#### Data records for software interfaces

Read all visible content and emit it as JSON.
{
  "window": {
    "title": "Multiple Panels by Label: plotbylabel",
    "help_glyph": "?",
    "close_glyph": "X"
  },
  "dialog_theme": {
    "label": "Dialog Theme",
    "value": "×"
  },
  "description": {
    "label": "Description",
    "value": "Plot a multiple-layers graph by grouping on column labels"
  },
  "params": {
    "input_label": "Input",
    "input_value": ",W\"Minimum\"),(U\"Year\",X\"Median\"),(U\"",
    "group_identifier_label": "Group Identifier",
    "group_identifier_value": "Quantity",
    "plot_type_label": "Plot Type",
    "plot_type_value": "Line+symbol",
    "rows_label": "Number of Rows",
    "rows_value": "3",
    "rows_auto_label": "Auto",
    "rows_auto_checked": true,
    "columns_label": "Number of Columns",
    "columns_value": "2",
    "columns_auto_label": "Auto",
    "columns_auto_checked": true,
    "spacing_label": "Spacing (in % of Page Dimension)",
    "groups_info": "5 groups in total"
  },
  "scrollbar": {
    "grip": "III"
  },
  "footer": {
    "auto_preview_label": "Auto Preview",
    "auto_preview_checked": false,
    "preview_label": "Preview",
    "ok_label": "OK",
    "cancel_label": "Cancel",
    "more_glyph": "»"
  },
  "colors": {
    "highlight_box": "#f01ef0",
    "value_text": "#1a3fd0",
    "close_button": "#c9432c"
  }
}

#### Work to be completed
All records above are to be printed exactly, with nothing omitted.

#### Solution to this exercise
Read all visible content and emit it as JSON.
{
  "window": {
    "title": "Multiple Panels by Label: plotbylabel",
    "help_glyph": "?",
    "close_glyph": "X"
  },
  "dialog_theme": {
    "label": "Dialog Theme",
    "value": "×"
  },
  "description": {
    "label": "Description",
    "value": "Plot a multiple-layers graph by grouping on column labels"
  },
  "params": {
    "input_label": "Input",
    "input_value": ",W\"Minimum\"),(U\"Year\",X\"Median\"),(U\"",
    "group_identifier_label": "Group Identifier",
    "group_identifier_value": "Quantity",
    "plot_type_label": "Plot Type",
    "plot_type_value": "Line+symbol",
    "rows_label": "Number of Rows",
    "rows_value": "3",
    "rows_auto_label": "Auto",
    "rows_auto_checked": true,
    "columns_label": "Number of Columns",
    "columns_value": "2",
    "columns_auto_label": "Auto",
    "columns_auto_checked": true,
    "spacing_label": "Spacing (in % of Page Dimension)",
    "groups_info": "5 groups in total"
  },
  "scrollbar": {
    "grip": "III"
  },
  "footer": {
    "auto_preview_label": "Auto Preview",
    "auto_preview_checked": false,
    "preview_label": "Preview",
    "ok_label": "OK",
    "cancel_label": "Cancel",
    "more_glyph": "»"
  },
  "colors": {
    "highlight_box": "#f01ef0",
    "value_text": "#1a3fd0",
    "close_button": "#c9432c"
  }
}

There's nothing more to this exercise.